In December of 1813, George arranged a marriage for Charlotte and she was engaged to William, Prince of Orange. But when she realized she would have to move to Holland after the marriage, she adamantly refused to marry him, personally calling off the engagement. She wanted to remain in England to stay among and endear herself to her people. Her sense of duty was very strong.
When it became known to her father she had cancelled his plan to marry her to William, he spitefully dismissed all in her household. Lady de Clifford, to whom she was very close, was gone and replaced by a lady of the bedchamber, Miss Cornelia Knight. Angrily, Charlotte left the house and took a hackney cab, fleeing to her mother’s house. But Caroline was in no mood for Charlotte’s drama and all of Charlotte’s supporters, in addition to her mother, convinced her to return home.
Charlotte was moved to Cranbourne Lodge in Windsor Forest where she was now kept under the strictest regimen yet. The only visitor allowed to see her was her grandmother Queen Charlotte and then only once a week. Charlotte’s mother left England shortly after this, relieving some of the pressure on her to defend her. She was never to see her mother again but it made her relationship with her father easier. At Christmas 1814, Charlotte and her father had dinner and reconciled.
In the spring of 1816, a handsome new suitor appeared on the scene, Prince Leopold of Saxe-Coburg.
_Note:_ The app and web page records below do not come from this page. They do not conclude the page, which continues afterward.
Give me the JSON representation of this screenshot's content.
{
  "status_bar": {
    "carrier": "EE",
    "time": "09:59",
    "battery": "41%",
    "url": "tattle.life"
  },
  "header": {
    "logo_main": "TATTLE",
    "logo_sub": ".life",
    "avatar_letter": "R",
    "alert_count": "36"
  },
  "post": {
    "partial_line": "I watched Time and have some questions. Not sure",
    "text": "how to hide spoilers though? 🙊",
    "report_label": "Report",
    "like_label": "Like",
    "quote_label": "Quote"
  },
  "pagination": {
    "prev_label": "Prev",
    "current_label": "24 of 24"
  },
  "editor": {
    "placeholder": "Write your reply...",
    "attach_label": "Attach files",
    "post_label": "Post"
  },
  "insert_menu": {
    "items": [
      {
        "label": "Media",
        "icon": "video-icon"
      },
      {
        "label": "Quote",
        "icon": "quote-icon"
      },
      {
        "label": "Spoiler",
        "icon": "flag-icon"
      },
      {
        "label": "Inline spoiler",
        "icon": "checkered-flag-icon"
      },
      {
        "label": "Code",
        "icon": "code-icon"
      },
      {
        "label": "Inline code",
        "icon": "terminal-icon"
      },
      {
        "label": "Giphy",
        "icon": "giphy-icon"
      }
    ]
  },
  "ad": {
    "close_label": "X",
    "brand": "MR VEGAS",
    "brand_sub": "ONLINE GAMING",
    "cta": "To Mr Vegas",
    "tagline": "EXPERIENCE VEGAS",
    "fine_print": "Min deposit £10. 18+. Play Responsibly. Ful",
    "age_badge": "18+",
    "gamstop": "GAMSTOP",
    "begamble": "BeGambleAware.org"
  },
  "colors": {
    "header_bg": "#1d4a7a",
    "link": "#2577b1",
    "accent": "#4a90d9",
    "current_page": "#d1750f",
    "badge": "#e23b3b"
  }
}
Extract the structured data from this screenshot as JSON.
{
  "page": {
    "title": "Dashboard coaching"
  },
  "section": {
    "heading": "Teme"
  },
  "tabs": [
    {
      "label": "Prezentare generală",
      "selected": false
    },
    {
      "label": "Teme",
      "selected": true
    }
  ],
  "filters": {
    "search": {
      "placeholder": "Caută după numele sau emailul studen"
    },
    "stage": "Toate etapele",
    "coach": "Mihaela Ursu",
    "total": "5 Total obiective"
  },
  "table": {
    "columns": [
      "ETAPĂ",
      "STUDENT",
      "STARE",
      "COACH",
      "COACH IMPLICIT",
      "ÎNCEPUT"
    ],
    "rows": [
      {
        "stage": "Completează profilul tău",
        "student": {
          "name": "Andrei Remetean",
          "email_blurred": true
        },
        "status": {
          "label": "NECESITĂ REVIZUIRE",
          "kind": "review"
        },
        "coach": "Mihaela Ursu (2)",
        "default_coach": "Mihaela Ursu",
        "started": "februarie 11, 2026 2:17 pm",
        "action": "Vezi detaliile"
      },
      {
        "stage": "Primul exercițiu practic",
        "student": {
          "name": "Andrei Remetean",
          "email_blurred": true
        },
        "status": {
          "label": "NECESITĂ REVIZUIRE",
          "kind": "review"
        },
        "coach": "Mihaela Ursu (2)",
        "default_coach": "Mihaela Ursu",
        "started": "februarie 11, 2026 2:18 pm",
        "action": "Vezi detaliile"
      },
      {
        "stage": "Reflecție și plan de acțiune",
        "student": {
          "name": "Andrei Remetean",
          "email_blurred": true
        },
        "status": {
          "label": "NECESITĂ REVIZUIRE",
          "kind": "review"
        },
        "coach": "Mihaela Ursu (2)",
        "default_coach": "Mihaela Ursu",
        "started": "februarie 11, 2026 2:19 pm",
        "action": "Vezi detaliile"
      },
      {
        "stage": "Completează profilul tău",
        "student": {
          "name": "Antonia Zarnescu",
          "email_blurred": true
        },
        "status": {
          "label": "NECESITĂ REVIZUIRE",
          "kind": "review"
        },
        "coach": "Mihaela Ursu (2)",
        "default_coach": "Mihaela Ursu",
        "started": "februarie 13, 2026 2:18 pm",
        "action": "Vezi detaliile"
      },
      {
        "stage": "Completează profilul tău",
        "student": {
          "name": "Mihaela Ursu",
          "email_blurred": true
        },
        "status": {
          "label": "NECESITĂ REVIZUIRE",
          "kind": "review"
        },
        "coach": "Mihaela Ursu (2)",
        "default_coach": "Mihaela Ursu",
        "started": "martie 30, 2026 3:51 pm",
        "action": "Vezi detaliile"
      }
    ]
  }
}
Charlotte was considering the match and her father agreed. George invited Leopold to visit Brighton to be interviewed. George was very impressed with Leopold. Charlotte accepted his proposal and on March 14, 1816, the marriage was announced in the House of Commons to great acclaim.
Charlotte and Leopold were married in the Crimson Drawing Room on May 2, 1816. Charlotte was heard giggling when the impoverished Leopold promised to endow her with all his worldly goods. After they were married, they spent time between their country residence at Claremont and a London residence at Marlborough House. The couple were very much in love and lived blissfully. Charlotte began wearing simple and tasteful clothes. She became much calmer and more in control of herself at the urging of Leopold. They preferred to live quietly. Charlotte soon became pregnant and awaited the birth of her child.
In November of 1817, after a long and painful ordeal, Charlotte gave birth to a stillborn son and died a few hours later. The public was inconsolable over her death. Despite her difficult childhood, Charlotte had remained high-spirited, impulsive and warm hearted. Everyone looked upon her fondly. She was cheered and welcomed affectionately whenever she made a public appearance. The crowds loved her and considered her their future Queen. When she died, their hopes for the succession were destroyed.
Further reading: “The Unruly Queen: The Life of Queen Caroline” by Flora Fraser, entry on Charlotte Augusta (1796-1817) in the 1887 edition of the Oxford Dictionary of National Biography written by Henry Austin Dobson, entry on Charlotte Augusta, Princess in the current edition of the Oxford Dictionary of National Biography written by Judith Schneid Lewis, article written by Sir Eardley Holland in “The Journal of Obstetrics & Gynaecology of the British Empire” entitled “The Princess Charlotte of Wales: A Triple Obstetric Tragedy”